Muriatic Acid Treatment For Hydrazzo Marks?


LifeTime Supporter
Jun 12, 2008
Thornton, PA
Hey Folks-

Had my pool installed recently and they finished it this spring. The Plaster/ Hydrazzo crew came out on a rainy Thursday to install the Hydrazzo, and took the better part of the day to finish the job. When the rain started, the built a tent over my pool so the could get the work done -that may be irrelivant -not sure.

The following day, crew #2 showed up to polish the Hydrazzo. These guys spent somewhere in the order of 10 hours doing the polishing and when they were done, there were several marks on my Hydrazzo that I asked about. These were; scuff marks from someone's boots on the floor, light streaks down the walls, and it looks to me that they polished the heck out of the walls and stopped at the floor because there is a distinct line where the walls transition to the floor. Now I know these finishes never look perfect, and that there are natural blemishes, but these marks all seem installer related to me. I asked crew #2 and their crew chief said "Just keep brushing, it will go away..."

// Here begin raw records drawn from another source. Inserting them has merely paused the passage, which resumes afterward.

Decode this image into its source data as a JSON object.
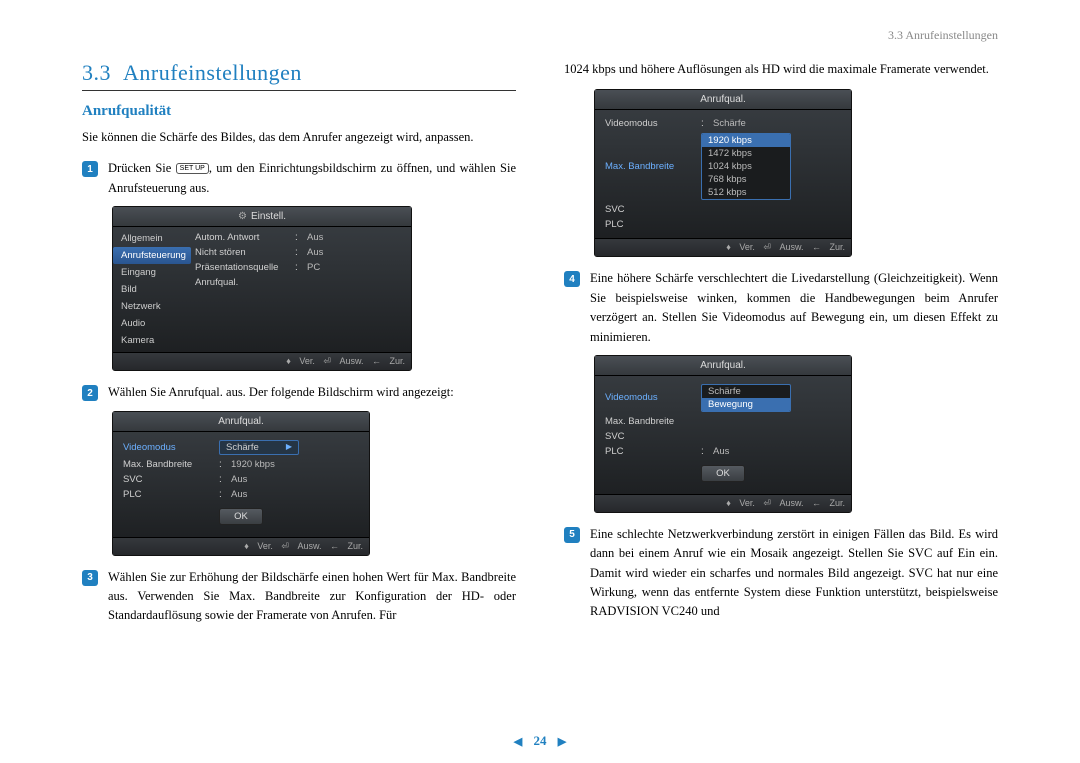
{
  "header": {
    "crumb": "3.3 Anrufeinstellungen"
  },
  "section": {
    "number": "3.3",
    "title": "Anrufeinstellungen"
  },
  "sub": {
    "title": "Anrufqualität"
  },
  "intro": "Sie können die Schärfe des Bildes, das dem Anrufer angezeigt wird, anpassen.",
  "steps": {
    "s1a": "Drücken Sie ",
    "s1key": "SET UP",
    "s1b": ", um den Einrichtungsbildschirm zu öffnen, und wählen Sie Anrufsteuerung aus.",
    "s2": "Wählen Sie Anrufqual. aus. Der folgende Bildschirm wird angezeigt:",
    "s3": "Wählen Sie zur Erhöhung der Bildschärfe einen hohen Wert für Max. Bandbreite aus. Verwenden Sie Max. Bandbreite zur Konfiguration der HD- oder Standardauflösung sowie der Framerate von Anrufen. Für",
    "s3cont": "1024 kbps und höhere Auflösungen als HD wird die maximale Framerate verwendet.",
    "s4": "Eine höhere Schärfe verschlechtert die Livedarstellung (Gleichzeitigkeit). Wenn Sie beispielsweise winken, kommen die Handbewegungen beim Anrufer verzögert an. Stellen Sie Videomodus auf Bewegung ein, um diesen Effekt zu minimieren.",
    "s5": "Eine schlechte Netzwerkverbindung zerstört in einigen Fällen das Bild. Es wird dann bei einem Anruf wie ein Mosaik angezeigt. Stellen Sie SVC auf Ein ein. Damit wird wieder ein scharfes und normales Bild angezeigt. SVC hat nur eine Wirkung, wenn das entfernte System diese Funktion unterstützt, beispielsweise RADVISION VC240 und"
  },
  "shot1": {
    "title": "Einstell.",
    "sidebar": [
      "Allgemein",
      "Anrufsteuerung",
      "Eingang",
      "Bild",
      "Netzwerk",
      "Audio",
      "Kamera"
    ],
    "rows": [
      {
        "label": "Autom. Antwort",
        "val": "Aus"
      },
      {
        "label": "Nicht stören",
        "val": "Aus"
      },
      {
        "label": "Präsentationsquelle",
        "val": "PC"
      },
      {
        "label": "Anrufqual.",
        "val": ""
      }
    ]
  },
  "shot2": {
    "title": "Anrufqual.",
    "rows": [
      {
        "label": "Videomodus",
        "val": "Schärfe",
        "sel": true
      },
      {
        "label": "Max. Bandbreite",
        "val": "1920 kbps"
      },
      {
        "label": "SVC",
        "val": "Aus"
      },
      {
        "label": "PLC",
        "val": "Aus"
      }
    ],
    "ok": "OK"
  },
  "shot3": {
    "title": "Anrufqual.",
    "rows": [
      {
        "label": "Videomodus",
        "val": "Schärfe"
      },
      {
        "label": "Max. Bandbreite",
        "opts": [
          "1920 kbps",
          "1472 kbps",
          "1024 kbps",
          "768 kbps",
          "512 kbps"
        ],
        "hi": 0
      },
      {
        "label": "SVC"
      },
      {
        "label": "PLC"
      }
    ]
  },
  "shot4": {
    "title": "Anrufqual.",
    "rows": [
      {
        "label": "Videomodus",
        "opts": [
          "Schärfe",
          "Bewegung"
        ],
        "hi": 1,
        "blue": true
      },
      {
        "label": "Max. Bandbreite"
      },
      {
        "label": "SVC",
        "val": ""
      },
      {
        "label": "PLC",
        "val": "Aus"
      }
    ],
    "ok": "OK"
  },
  "footer": {
    "ver": "Ver.",
    "ausw": "Ausw.",
    "zur": "Zur."
  },
  "pager": {
    "num": "24"
  },
  "chart_data": {
    "type": "table",
    "title": "Anrufqual. Einstellungen",
    "fields": [
      {
        "name": "Videomodus",
        "options": [
          "Schärfe",
          "Bewegung"
        ],
        "default": "Schärfe"
      },
      {
        "name": "Max. Bandbreite",
        "options_kbps": [
          1920,
          1472,
          1024,
          768,
          512
        ],
        "default": 1920
      },
      {
        "name": "SVC",
        "options": [
          "Ein",
          "Aus"
        ],
        "default": "Aus"
      },
      {
        "name": "PLC",
        "options": [
          "Ein",
          "Aus"
        ],
        "default": "Aus"
      }
    ]
  }
}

Well, I brushed the heck out of that pool for three+ weeks and saw no improvement so I called Carlton and they sent a guy out to look at it. He agreed that the marks need to be addressed and indicated that one of the crews (not sure which one, did not keep the Hydrazzo wet enough. He offered me 2 options;
1) send a guy down with SCUBA gear to re-polish -which would "make the water cloudy and would not get it all". [Possibly spike my CH as well.]
2) "Treat it chemically" with the water still in it. -Which, now get this, would involve 20+ gallons of Muriatic Acid in my well balanced pool water left in there over several days with lots of brushing.

He seemed to think option #2 would make the finish look consistent and not have any ill effects of the surface or product longevity. I REALLY LOVE the smoothness of my current finish. He re-assured me that would not change. I asked him if he would at least wait until the end of the season to crush my PH and he agreed. Now I am having second thoughts. It just seems as though it can't not have any ill effects, but perhaps by the time anything bad shows up, my warranty will be expired and I'll have no recourse.

I'd appreciate any insights any of you may have as to whether this is the right approach and any suggestions you may have.

Is this a common practice?


The second procedure is an 'acid startup' procedure and is a common way to start new plaster (yes, you have a plaster pool--exposed aggregate finishes are also plaster). It is actually a very common method with exposed aggregates.